2) Yoga can help your child concentrate at school. Research shows that the deep breathing exercises may improve children’s focus. Some schools are already introducing mindfulness into the curriculum. Concentrating on the breath or feeling a stretch teaches children to keep their minds settled and focused, preventing negative thought processes and distractions.
3) Yoga teaches compassion and awareness of others. A child’s social-emotional development depends on a harmonious learning environment, which yoga creates. A lot of adults associate their school PE lessons with feelings of inadequacy and competition. Today, more children are turning away from competitive sports and moving towards ‘fun’ activities like yoga, circus skills and dance.
4) Yoga offers a whole range of therapeutic benefits to children. It’s excellent at helping your little ones move through difficult feelings and is often used to help posttraumatic stress disorder. It also helps with attention deficit disorder and is taught to special needs children, children with disabilities and those dealing with anxiety and anger management issues.
5) Start them early. You can introduce your child to yoga as early as — weeks. Baby yoga includes stretching, swinging and rolling, and helps aid sleep, sooths colic, strengthens the muscles and spine, and develops coordination. You can introduce new sensations such as these massage balls from www.yogamatters.com which are rolled across the skin.
6) Yoga helps to develop your child’s emotional creativity. All yoga poses are related to the natural world in some way and perfect for including in stories and adventures, which stimulate the imagination and help make classes fun. By imitating animals they can imagine what it feels like to take on their qualities. This also helps engage your child’s interest as they explore the deeper meanings behind the poses.
7) There are plenty of classes across the UK to choose from. These classes encourage interaction between children and are a good way to meet other aspiring yogis. It’s always a good idea to start out with a qualified teacher. Most studios now offer children’s classes such as London studios www.triyoga.co.uk and www.yogabugs.com who have classes all over the UK.

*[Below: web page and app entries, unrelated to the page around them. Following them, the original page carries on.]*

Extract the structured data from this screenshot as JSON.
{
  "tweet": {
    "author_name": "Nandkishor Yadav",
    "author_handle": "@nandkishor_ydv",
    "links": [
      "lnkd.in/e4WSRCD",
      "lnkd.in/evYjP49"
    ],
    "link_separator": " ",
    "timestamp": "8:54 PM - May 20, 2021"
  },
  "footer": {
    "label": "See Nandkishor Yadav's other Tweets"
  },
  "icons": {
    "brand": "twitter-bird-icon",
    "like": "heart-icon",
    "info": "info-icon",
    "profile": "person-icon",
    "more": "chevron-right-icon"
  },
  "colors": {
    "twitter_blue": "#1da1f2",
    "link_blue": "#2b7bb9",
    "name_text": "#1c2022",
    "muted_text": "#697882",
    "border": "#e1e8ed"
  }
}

8) Yoga can be practiced at home. Once you’ve picked up the basics you can try out what you’ve learnt or top up your knowledge with books and DVDs. If you already have your own self- practice you might have noticed their interest towards your mat sparked already. Treat them to their own mini kids mat, which will help with them perfect their alignment: www.yogamatters.com